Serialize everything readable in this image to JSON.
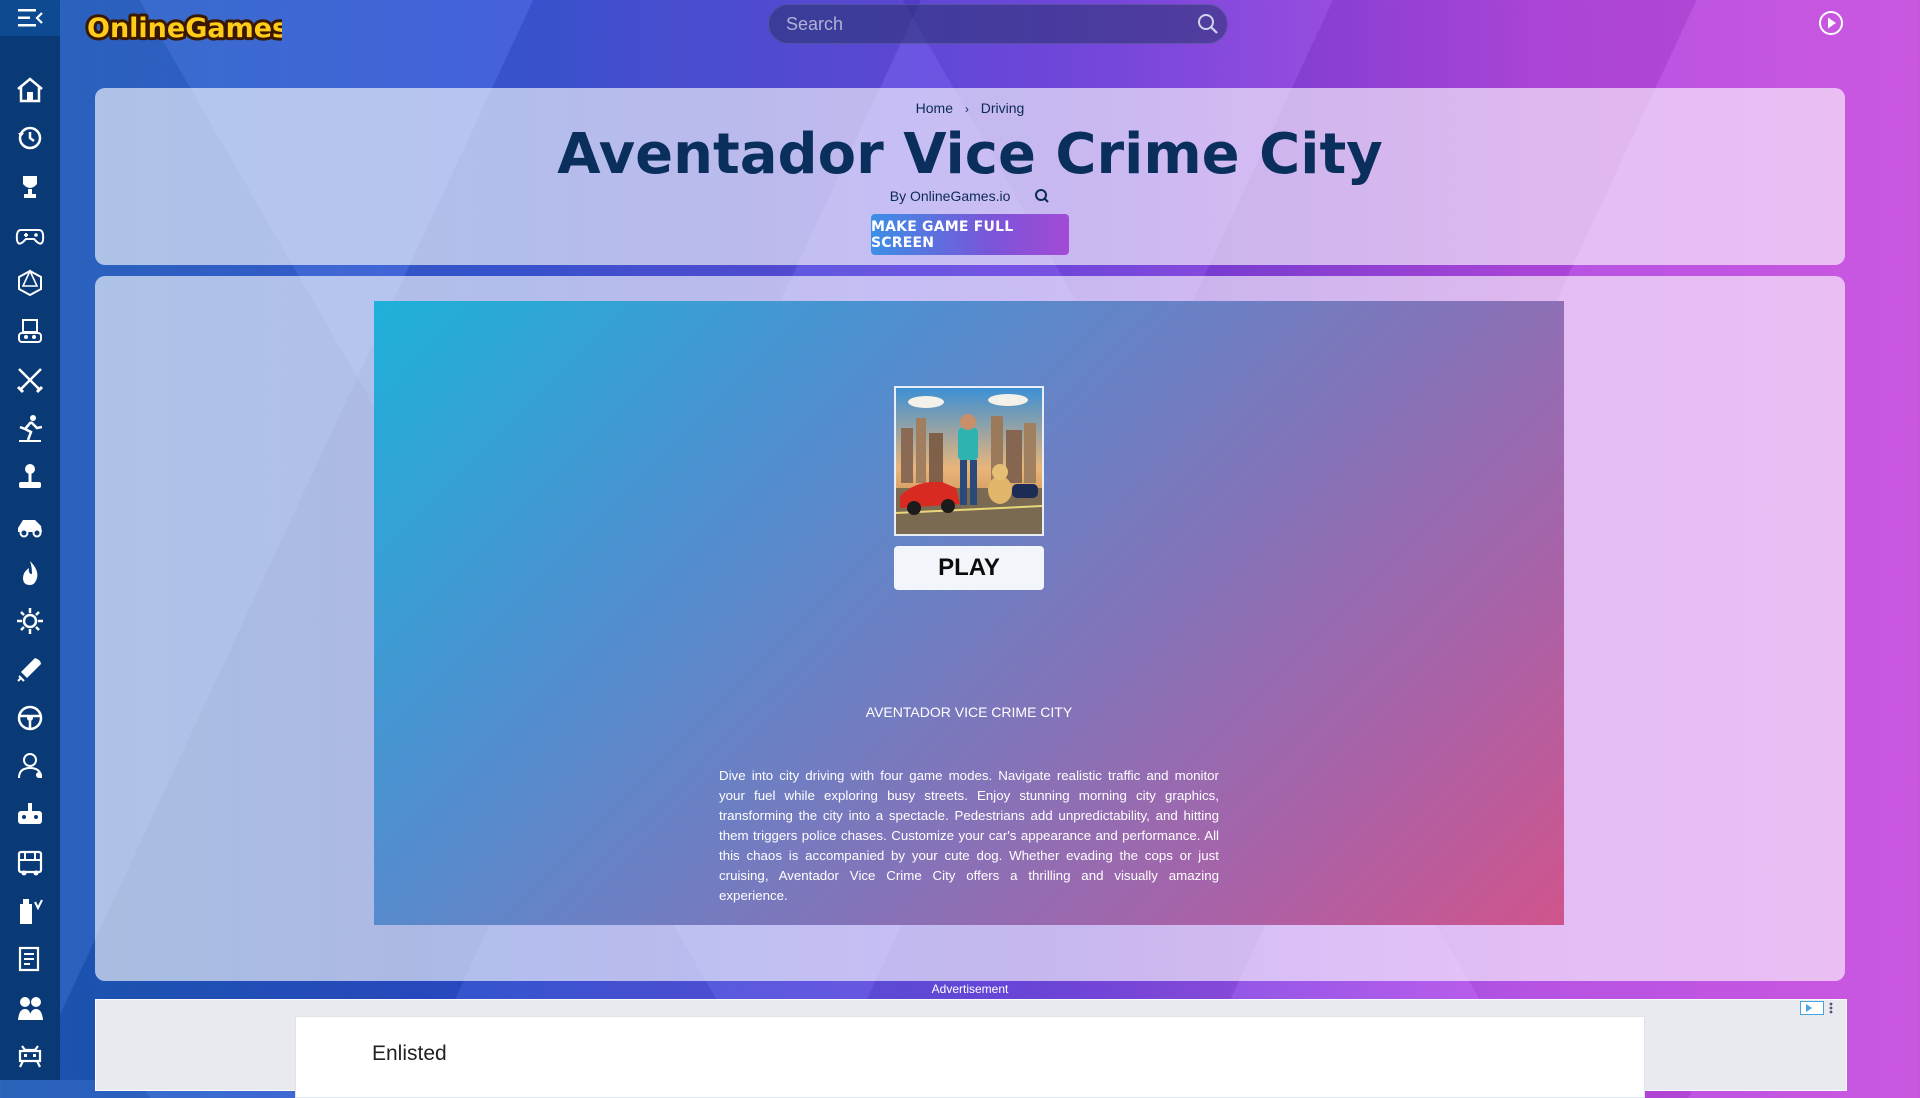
{
  "site": {
    "logo_text": "OnlineGames.io"
  },
  "search": {
    "placeholder": "Search"
  },
  "sidebar": {
    "items": [
      {
        "icon": "home-icon"
      },
      {
        "icon": "history-icon"
      },
      {
        "icon": "trophy-icon"
      },
      {
        "icon": "gamepad-icon"
      },
      {
        "icon": "d20-dice-icon"
      },
      {
        "icon": "robot-cube-icon"
      },
      {
        "icon": "crossed-swords-icon"
      },
      {
        "icon": "runner-icon"
      },
      {
        "icon": "joystick-icon"
      },
      {
        "icon": "car-racing-icon"
      },
      {
        "icon": "fire-icon"
      },
      {
        "icon": "gear-icon"
      },
      {
        "icon": "rocket-icon"
      },
      {
        "icon": "steering-wheel-icon"
      },
      {
        "icon": "character-icon"
      },
      {
        "icon": "controller-icon"
      },
      {
        "icon": "bus-icon"
      },
      {
        "icon": "building-icon"
      },
      {
        "icon": "map-icon"
      },
      {
        "icon": "couple-icon"
      },
      {
        "icon": "space-invader-icon"
      }
    ]
  },
  "breadcrumb": {
    "home": "Home",
    "separator": "›",
    "category": "Driving"
  },
  "game": {
    "title": "Aventador Vice Crime City",
    "byline": "By OnlineGames.io",
    "fullscreen_label": "MAKE GAME FULL SCREEN",
    "play_label": "PLAY",
    "name_caps": "AVENTADOR VICE CRIME CITY",
    "description": "Dive into city driving with four game modes. Navigate realistic traffic and monitor your fuel while exploring busy streets. Enjoy stunning morning city graphics, transforming the city into a spectacle. Pedestrians add unpredictability, and hitting them triggers police chases. Customize your car's appearance and performance. All this chaos is accompanied by your cute dog. Whether evading the cops or just cruising, Aventador Vice Crime City offers a thrilling and visually amazing experience."
  },
  "ad": {
    "label": "Advertisement",
    "text": "Enlisted"
  },
  "colors": {
    "sidebar": "#0a3a76",
    "title": "#0a2f5c",
    "button_start": "#3c8fe6",
    "button_end": "#a24ad6"
  }
}
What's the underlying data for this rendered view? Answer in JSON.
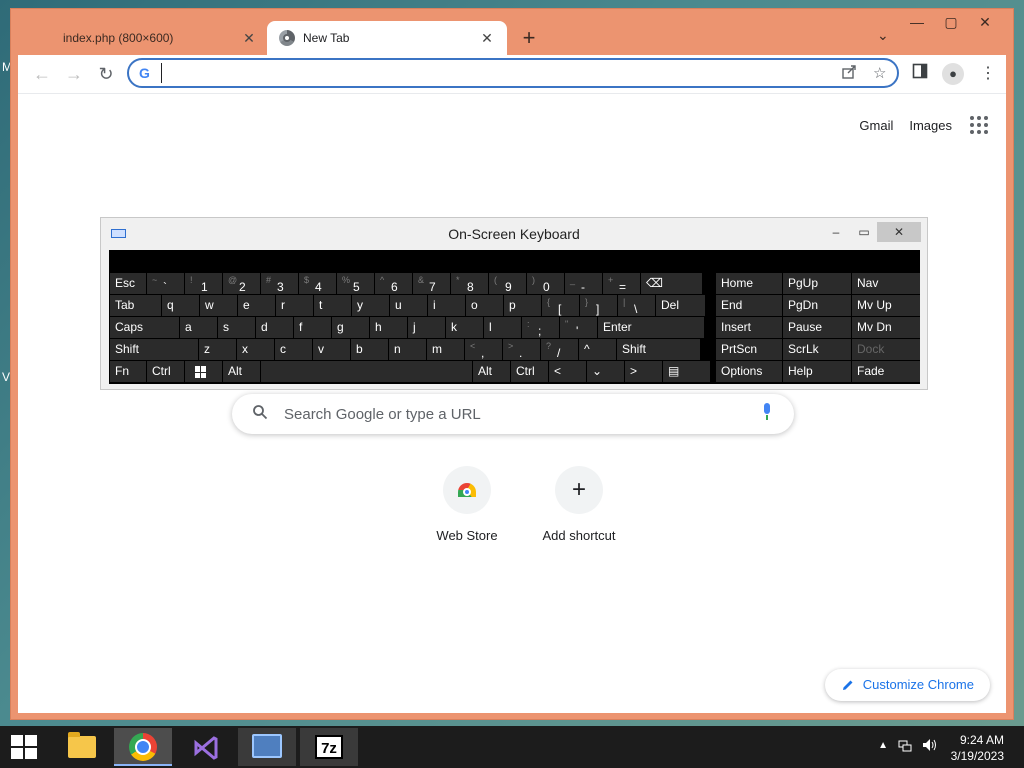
{
  "desktop": {
    "edge_letters": [
      "M",
      "V"
    ]
  },
  "browser": {
    "tabs": [
      {
        "title": "index.php (800×600)",
        "close": "✕"
      },
      {
        "title": "New Tab",
        "close": "✕"
      }
    ],
    "new_tab": "+",
    "tab_search": "⌄",
    "window_controls": {
      "minimize": "—",
      "maximize": "▢",
      "close": "✕"
    },
    "toolbar": {
      "back": "←",
      "forward": "→",
      "reload": "↻",
      "omnibox_value": "",
      "g": "G"
    },
    "ntp": {
      "links": {
        "gmail": "Gmail",
        "images": "Images"
      },
      "search_placeholder": "Search Google or type a URL",
      "shortcuts": [
        {
          "label": "Web Store"
        },
        {
          "label": "Add shortcut",
          "glyph": "+"
        }
      ],
      "customize": "Customize Chrome"
    }
  },
  "osk": {
    "title": "On-Screen Keyboard",
    "controls": {
      "minimize": "–",
      "maximize": "▭",
      "close": "✕"
    },
    "rows": [
      [
        {
          "label": "Esc"
        },
        {
          "shift": "~",
          "main": "`"
        },
        {
          "shift": "!",
          "main": "1"
        },
        {
          "shift": "@",
          "main": "2"
        },
        {
          "shift": "#",
          "main": "3"
        },
        {
          "shift": "$",
          "main": "4"
        },
        {
          "shift": "%",
          "main": "5"
        },
        {
          "shift": "^",
          "main": "6"
        },
        {
          "shift": "&",
          "main": "7"
        },
        {
          "shift": "*",
          "main": "8"
        },
        {
          "shift": "(",
          "main": "9"
        },
        {
          "shift": ")",
          "main": "0"
        },
        {
          "shift": "_",
          "main": "-"
        },
        {
          "shift": "+",
          "main": "="
        },
        {
          "label": "⌫"
        }
      ],
      [
        {
          "label": "Tab"
        },
        {
          "label": "q"
        },
        {
          "label": "w"
        },
        {
          "label": "e"
        },
        {
          "label": "r"
        },
        {
          "label": "t"
        },
        {
          "label": "y"
        },
        {
          "label": "u"
        },
        {
          "label": "i"
        },
        {
          "label": "o"
        },
        {
          "label": "p"
        },
        {
          "shift": "{",
          "main": "["
        },
        {
          "shift": "}",
          "main": "]"
        },
        {
          "shift": "|",
          "main": "\\"
        },
        {
          "label": "Del"
        }
      ],
      [
        {
          "label": "Caps"
        },
        {
          "label": "a"
        },
        {
          "label": "s"
        },
        {
          "label": "d"
        },
        {
          "label": "f"
        },
        {
          "label": "g"
        },
        {
          "label": "h"
        },
        {
          "label": "j"
        },
        {
          "label": "k"
        },
        {
          "label": "l"
        },
        {
          "shift": ":",
          "main": ";"
        },
        {
          "shift": "\"",
          "main": "'"
        },
        {
          "label": "Enter"
        }
      ],
      [
        {
          "label": "Shift"
        },
        {
          "label": "z"
        },
        {
          "label": "x"
        },
        {
          "label": "c"
        },
        {
          "label": "v"
        },
        {
          "label": "b"
        },
        {
          "label": "n"
        },
        {
          "label": "m"
        },
        {
          "shift": "<",
          "main": ","
        },
        {
          "shift": ">",
          "main": "."
        },
        {
          "shift": "?",
          "main": "/"
        },
        {
          "label": "^"
        },
        {
          "label": "Shift"
        }
      ],
      [
        {
          "label": "Fn"
        },
        {
          "label": "Ctrl"
        },
        {
          "label": ""
        },
        {
          "label": "Alt"
        },
        {
          "label": ""
        },
        {
          "label": "Alt"
        },
        {
          "label": "Ctrl"
        },
        {
          "label": "<"
        },
        {
          "label": "⌄"
        },
        {
          "label": ">"
        },
        {
          "label": "▤"
        }
      ]
    ],
    "nav": [
      [
        "Home",
        "PgUp",
        "Nav"
      ],
      [
        "End",
        "PgDn",
        "Mv Up"
      ],
      [
        "Insert",
        "Pause",
        "Mv Dn"
      ],
      [
        "PrtScn",
        "ScrLk",
        "Dock"
      ],
      [
        "Options",
        "Help",
        "Fade"
      ]
    ]
  },
  "taskbar": {
    "apps": [
      "File Explorer",
      "Google Chrome",
      "Visual Studio",
      "On-Screen Keyboard",
      "7-Zip"
    ],
    "sevenzip_label": "7z",
    "tray_up": "▲",
    "time": "9:24 AM",
    "date": "3/19/2023"
  }
}
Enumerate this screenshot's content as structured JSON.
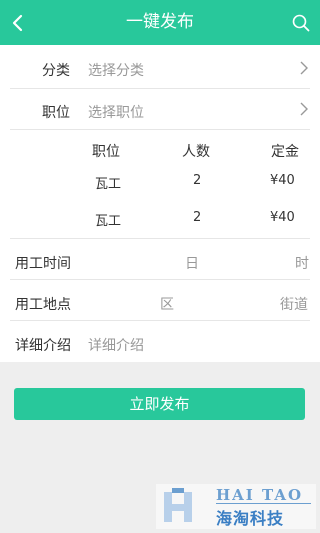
{
  "header": {
    "title": "一键发布",
    "back_icon": "chevron-left-icon",
    "search_icon": "search-icon",
    "color": "#28c89b"
  },
  "form": {
    "category": {
      "label": "分类",
      "placeholder": "选择分类"
    },
    "position": {
      "label": "职位",
      "placeholder": "选择职位"
    },
    "positions_table": {
      "headers": [
        "职位",
        "人数",
        "定金"
      ],
      "rows": [
        {
          "position": "瓦工",
          "count": "2",
          "deposit": "¥40"
        },
        {
          "position": "瓦工",
          "count": "2",
          "deposit": "¥40"
        }
      ]
    },
    "work_time": {
      "label": "用工时间",
      "day_unit": "日",
      "hour_unit": "时"
    },
    "work_location": {
      "label": "用工地点",
      "district": "区",
      "street": "街道"
    },
    "details": {
      "label": "详细介绍",
      "placeholder": "详细介绍"
    }
  },
  "submit_label": "立即发布",
  "watermark": {
    "text_en": "HAI TAO",
    "text_cn": "海淘科技"
  }
}
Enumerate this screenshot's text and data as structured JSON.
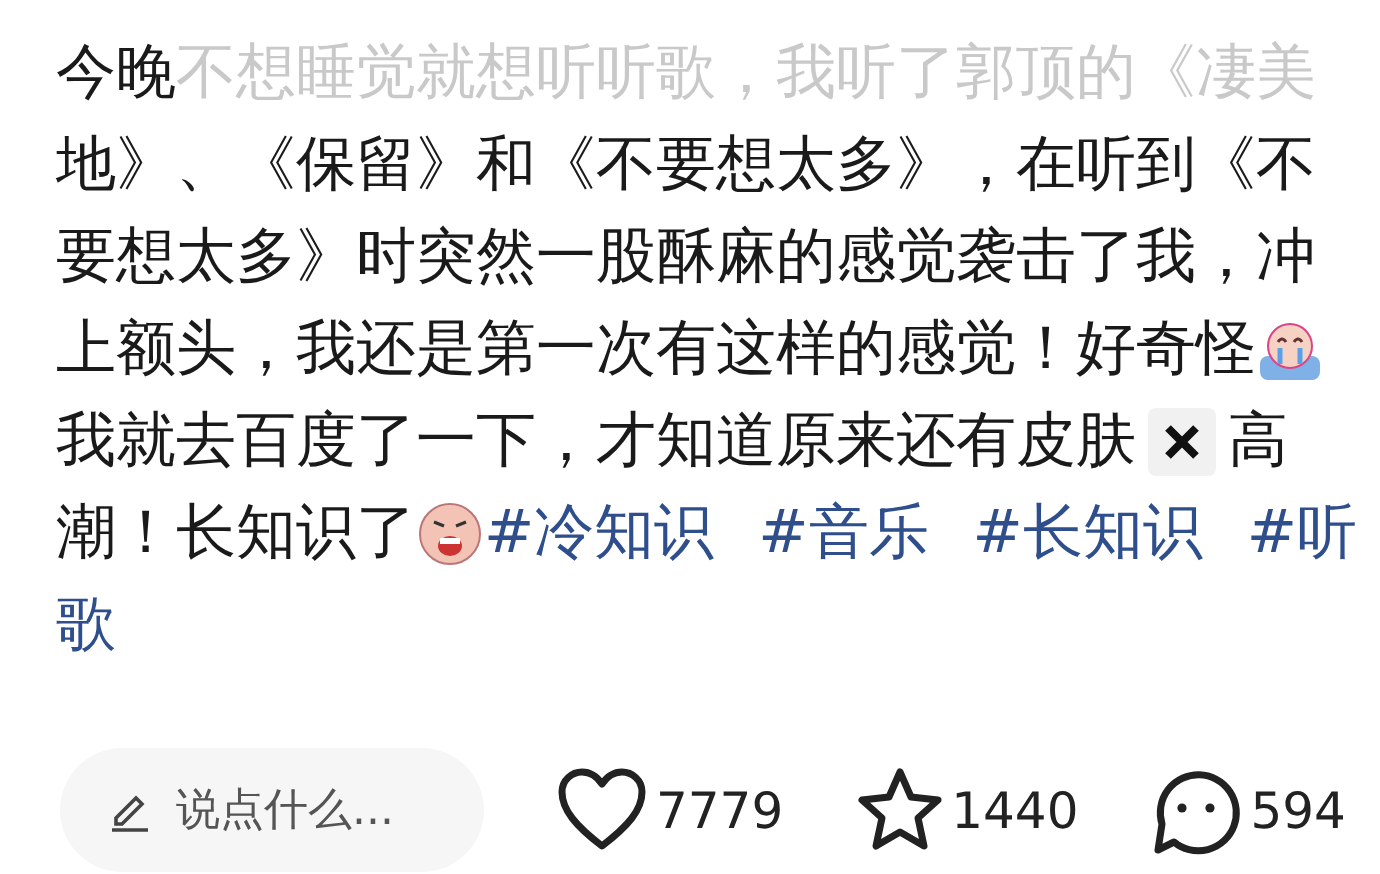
{
  "post": {
    "lines": [
      [
        {
          "kind": "text",
          "text": "今晚",
          "faded": false
        },
        {
          "kind": "text",
          "text": "不想睡觉就想听听歌，我听了郭顶的《凄美",
          "faded": true
        }
      ],
      [
        {
          "kind": "text",
          "text": "地》、《保留》和《不要想太多》，在听到《不",
          "faded": false
        }
      ],
      [
        {
          "kind": "text",
          "text": "要想太多》时突然一股酥麻的感觉袭击了我，冲",
          "faded": false
        }
      ],
      [
        {
          "kind": "text",
          "text": "上额头，我还是第一次有这样的感觉！好奇怪",
          "faded": false
        },
        {
          "kind": "crying"
        }
      ],
      [
        {
          "kind": "text",
          "text": "我就去百度了一下，才知道原来还有皮肤",
          "faded": false
        },
        {
          "kind": "cross"
        },
        {
          "kind": "text",
          "text": "高",
          "faded": false
        }
      ],
      [
        {
          "kind": "text",
          "text": "潮！长知识了",
          "faded": false
        },
        {
          "kind": "scared"
        },
        {
          "kind": "tag",
          "text": "#冷知识"
        },
        {
          "kind": "tag",
          "text": "#音乐"
        },
        {
          "kind": "tag",
          "text": "#长知识"
        },
        {
          "kind": "tag",
          "text": "#听"
        }
      ],
      [
        {
          "kind": "tag",
          "text": "歌"
        }
      ]
    ]
  },
  "comment_field": {
    "placeholder": "说点什么..."
  },
  "actions": [
    {
      "kind": "like",
      "count": "7779"
    },
    {
      "kind": "star",
      "count": "1440"
    },
    {
      "kind": "comment",
      "count": "594"
    }
  ]
}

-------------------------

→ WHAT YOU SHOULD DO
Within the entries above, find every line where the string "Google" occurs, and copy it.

→ ANSWER SPACE
      "search_placeholder": "Search Google or type a URL",
      "Google Chrome",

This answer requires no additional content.